» **Exercise aim**: From the entries, copy every line that carries the string "this".

» **Stored data**:
===
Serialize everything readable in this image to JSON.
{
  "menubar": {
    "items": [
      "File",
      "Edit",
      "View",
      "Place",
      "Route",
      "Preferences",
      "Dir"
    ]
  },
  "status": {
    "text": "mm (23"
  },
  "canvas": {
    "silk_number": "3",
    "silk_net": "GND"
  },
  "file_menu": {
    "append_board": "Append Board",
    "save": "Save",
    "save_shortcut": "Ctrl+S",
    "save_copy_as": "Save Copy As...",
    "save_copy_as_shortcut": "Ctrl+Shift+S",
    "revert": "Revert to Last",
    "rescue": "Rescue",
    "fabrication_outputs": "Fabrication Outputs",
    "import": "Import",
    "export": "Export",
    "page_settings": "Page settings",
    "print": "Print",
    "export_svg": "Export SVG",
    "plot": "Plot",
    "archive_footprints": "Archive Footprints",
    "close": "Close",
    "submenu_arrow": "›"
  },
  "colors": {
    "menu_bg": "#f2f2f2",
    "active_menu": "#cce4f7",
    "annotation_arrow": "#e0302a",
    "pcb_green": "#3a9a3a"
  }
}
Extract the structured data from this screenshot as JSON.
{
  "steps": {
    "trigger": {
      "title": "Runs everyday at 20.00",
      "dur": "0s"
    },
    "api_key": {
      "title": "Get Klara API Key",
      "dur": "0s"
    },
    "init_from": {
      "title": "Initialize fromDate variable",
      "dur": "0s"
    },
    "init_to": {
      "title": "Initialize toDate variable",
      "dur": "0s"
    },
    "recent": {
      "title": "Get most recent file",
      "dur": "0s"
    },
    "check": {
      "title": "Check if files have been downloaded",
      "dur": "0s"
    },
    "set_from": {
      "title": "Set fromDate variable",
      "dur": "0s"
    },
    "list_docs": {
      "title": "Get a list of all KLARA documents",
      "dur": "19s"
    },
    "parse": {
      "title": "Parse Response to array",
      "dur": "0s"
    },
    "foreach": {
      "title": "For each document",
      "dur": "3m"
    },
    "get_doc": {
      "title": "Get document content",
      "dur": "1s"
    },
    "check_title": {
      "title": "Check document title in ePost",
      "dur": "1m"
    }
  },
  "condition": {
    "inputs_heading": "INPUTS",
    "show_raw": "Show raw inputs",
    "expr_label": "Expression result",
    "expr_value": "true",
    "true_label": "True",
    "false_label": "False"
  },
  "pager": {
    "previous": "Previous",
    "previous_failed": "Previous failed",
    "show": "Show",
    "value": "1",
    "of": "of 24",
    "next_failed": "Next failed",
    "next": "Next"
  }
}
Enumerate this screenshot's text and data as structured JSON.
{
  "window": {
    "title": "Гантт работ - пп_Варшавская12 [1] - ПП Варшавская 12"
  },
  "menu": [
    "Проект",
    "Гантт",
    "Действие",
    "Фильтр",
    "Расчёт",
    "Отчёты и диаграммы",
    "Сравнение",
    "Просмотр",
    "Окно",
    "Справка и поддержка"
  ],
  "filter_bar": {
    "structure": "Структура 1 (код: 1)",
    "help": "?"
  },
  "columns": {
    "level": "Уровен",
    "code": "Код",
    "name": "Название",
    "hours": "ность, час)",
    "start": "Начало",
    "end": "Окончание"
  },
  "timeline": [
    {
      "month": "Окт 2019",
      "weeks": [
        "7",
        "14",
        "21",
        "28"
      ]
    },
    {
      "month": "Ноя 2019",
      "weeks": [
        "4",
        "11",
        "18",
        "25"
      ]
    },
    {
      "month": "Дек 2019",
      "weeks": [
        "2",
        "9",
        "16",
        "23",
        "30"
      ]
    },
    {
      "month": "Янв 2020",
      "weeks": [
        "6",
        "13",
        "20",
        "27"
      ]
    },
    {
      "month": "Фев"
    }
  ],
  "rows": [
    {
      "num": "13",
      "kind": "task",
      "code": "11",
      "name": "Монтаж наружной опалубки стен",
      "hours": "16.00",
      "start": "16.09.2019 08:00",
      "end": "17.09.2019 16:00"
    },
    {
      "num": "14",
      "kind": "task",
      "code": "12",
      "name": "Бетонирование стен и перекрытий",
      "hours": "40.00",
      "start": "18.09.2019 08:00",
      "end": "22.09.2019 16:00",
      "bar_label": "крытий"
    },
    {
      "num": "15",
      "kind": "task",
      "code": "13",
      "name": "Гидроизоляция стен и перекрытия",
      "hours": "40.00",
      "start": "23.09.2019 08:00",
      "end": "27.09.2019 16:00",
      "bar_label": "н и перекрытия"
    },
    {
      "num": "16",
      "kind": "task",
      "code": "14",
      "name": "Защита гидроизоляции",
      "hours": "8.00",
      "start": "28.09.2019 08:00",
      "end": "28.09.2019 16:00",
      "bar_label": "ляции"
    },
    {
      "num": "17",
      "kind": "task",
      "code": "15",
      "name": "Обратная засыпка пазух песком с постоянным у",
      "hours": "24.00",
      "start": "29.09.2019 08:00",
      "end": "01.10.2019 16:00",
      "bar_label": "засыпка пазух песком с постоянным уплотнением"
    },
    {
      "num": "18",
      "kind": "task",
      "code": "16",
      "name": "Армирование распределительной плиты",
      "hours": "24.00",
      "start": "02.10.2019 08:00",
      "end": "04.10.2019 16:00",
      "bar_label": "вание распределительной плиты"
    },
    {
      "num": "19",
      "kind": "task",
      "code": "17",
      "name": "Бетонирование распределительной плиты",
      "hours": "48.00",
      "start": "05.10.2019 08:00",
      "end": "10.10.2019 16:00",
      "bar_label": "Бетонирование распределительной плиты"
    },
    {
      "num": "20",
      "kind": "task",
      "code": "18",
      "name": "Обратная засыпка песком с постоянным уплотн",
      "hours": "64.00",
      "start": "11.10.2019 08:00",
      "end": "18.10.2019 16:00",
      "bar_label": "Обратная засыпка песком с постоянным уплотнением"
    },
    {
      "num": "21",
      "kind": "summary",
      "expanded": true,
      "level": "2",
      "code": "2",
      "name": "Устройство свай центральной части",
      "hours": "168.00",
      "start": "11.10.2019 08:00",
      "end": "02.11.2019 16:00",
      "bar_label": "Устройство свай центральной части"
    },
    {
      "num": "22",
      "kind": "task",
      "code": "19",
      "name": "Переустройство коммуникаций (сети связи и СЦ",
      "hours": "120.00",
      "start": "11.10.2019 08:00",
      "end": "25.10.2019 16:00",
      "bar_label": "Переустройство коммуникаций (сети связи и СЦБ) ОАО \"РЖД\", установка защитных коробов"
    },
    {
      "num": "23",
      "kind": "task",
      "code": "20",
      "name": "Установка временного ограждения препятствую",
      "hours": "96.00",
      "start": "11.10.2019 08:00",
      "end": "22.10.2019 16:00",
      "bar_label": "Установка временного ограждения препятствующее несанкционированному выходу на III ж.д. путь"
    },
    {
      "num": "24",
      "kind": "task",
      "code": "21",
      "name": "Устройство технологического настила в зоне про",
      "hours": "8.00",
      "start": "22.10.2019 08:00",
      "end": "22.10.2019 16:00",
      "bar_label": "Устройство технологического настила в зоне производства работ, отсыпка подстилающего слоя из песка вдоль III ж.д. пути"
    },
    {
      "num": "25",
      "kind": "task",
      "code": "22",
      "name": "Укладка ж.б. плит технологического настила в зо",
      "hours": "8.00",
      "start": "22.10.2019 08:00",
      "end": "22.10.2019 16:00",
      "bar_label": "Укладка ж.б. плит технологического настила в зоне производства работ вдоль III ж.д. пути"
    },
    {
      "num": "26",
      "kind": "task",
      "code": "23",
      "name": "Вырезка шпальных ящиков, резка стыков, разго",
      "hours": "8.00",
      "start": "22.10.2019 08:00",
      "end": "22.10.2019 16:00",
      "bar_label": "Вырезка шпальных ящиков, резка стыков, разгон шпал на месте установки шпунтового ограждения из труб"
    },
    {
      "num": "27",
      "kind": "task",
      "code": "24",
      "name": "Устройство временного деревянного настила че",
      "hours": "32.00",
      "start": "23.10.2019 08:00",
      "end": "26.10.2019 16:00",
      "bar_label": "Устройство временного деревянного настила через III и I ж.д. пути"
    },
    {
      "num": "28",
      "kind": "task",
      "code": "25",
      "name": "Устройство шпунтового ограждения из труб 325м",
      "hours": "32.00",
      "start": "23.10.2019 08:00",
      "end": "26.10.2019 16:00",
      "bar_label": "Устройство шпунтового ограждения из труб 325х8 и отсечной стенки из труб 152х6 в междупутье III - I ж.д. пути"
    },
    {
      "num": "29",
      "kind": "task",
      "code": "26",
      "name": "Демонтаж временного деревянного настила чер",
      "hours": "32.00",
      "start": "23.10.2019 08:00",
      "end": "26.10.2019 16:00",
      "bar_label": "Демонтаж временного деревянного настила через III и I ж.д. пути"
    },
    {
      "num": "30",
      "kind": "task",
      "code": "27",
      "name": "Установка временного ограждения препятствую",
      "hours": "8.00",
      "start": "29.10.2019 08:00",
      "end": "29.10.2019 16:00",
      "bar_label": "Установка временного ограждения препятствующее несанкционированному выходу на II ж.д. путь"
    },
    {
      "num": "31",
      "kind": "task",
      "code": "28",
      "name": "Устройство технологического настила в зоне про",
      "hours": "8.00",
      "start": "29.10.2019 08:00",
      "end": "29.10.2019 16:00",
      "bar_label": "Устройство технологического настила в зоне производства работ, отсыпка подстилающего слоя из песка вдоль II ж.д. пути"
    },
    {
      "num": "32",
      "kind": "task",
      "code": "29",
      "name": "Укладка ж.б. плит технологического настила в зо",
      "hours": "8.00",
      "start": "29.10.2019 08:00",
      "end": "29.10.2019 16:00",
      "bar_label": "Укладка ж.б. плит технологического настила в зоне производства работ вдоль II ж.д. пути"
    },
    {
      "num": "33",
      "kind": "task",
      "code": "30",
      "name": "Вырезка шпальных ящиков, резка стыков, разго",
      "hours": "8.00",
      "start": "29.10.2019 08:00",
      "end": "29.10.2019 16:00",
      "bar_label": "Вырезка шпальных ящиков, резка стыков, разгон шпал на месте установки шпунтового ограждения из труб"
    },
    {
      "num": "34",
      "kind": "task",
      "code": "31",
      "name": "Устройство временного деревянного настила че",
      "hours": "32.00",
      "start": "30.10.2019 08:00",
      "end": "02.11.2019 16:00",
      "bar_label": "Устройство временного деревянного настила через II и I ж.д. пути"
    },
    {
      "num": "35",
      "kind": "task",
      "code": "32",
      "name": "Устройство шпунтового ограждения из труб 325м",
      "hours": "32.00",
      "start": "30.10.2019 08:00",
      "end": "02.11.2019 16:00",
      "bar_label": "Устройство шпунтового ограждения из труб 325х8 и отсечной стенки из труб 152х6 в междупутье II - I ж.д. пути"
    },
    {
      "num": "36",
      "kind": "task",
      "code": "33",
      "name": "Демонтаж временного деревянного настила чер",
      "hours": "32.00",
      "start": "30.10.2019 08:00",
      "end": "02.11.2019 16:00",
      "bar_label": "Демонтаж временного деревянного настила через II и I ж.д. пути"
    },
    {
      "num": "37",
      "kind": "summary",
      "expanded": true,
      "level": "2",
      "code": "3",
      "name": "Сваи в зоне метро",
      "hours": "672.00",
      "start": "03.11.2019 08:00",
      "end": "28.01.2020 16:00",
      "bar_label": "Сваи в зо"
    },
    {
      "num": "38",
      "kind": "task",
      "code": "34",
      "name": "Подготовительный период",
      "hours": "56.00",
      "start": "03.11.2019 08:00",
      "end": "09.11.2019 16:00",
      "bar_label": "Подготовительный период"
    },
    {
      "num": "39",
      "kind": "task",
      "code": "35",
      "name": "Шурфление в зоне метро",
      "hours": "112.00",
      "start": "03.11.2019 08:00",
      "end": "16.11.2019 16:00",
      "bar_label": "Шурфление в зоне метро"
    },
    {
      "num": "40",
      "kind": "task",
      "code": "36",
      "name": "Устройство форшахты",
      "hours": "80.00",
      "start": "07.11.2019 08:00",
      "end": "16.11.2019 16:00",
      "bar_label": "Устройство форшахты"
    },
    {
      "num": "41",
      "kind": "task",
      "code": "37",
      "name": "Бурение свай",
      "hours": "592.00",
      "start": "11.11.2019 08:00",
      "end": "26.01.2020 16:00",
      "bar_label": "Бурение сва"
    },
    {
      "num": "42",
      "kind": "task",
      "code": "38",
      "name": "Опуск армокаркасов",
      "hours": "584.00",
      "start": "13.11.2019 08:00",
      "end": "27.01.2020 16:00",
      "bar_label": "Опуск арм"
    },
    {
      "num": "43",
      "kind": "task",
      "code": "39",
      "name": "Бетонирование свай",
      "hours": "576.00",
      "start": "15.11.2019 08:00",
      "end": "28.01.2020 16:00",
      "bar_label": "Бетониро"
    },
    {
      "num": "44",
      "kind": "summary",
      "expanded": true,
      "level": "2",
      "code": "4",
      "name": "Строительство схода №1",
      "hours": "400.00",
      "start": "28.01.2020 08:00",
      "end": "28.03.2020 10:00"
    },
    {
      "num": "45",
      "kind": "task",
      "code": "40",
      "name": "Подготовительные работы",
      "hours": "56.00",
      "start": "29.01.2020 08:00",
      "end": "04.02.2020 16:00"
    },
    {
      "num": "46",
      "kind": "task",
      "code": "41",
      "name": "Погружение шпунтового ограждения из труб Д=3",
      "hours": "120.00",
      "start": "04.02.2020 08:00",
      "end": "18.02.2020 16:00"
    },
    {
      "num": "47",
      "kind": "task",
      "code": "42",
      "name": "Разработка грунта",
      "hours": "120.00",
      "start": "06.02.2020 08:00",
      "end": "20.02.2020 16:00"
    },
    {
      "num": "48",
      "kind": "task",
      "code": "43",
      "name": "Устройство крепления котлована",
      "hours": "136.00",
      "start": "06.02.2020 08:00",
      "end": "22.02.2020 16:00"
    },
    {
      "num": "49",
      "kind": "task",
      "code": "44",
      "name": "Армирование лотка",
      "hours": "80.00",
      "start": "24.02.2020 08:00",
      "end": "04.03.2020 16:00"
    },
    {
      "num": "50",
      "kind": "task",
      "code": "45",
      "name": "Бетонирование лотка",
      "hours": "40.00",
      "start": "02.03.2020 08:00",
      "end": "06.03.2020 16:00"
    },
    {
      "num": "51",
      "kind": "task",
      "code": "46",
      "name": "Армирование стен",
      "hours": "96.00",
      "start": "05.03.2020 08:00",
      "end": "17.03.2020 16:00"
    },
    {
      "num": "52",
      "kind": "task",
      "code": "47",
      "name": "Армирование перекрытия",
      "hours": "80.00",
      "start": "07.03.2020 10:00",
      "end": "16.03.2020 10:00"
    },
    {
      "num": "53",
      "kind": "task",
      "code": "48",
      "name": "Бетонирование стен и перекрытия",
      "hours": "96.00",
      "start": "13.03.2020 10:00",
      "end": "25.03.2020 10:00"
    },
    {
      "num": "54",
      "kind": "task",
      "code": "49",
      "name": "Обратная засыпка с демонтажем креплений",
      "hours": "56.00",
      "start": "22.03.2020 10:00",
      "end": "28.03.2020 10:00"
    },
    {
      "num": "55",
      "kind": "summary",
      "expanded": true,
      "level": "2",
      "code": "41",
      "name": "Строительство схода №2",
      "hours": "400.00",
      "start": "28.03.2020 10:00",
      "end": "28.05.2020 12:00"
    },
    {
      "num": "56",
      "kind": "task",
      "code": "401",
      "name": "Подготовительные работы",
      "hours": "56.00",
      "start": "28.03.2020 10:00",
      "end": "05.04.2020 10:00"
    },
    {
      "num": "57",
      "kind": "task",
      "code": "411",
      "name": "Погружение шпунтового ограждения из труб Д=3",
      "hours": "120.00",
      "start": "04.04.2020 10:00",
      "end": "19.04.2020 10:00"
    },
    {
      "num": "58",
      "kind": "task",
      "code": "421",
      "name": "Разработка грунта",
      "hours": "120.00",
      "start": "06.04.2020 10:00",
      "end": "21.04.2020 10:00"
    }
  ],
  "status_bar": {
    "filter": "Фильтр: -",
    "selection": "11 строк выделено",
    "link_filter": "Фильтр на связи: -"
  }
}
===
» **Answer to the problem**:
Serialize everything readable in this image to JSON.
Extract the structured data from this screenshot as JSON.
Enumerate this screenshot's text and data as structured JSON.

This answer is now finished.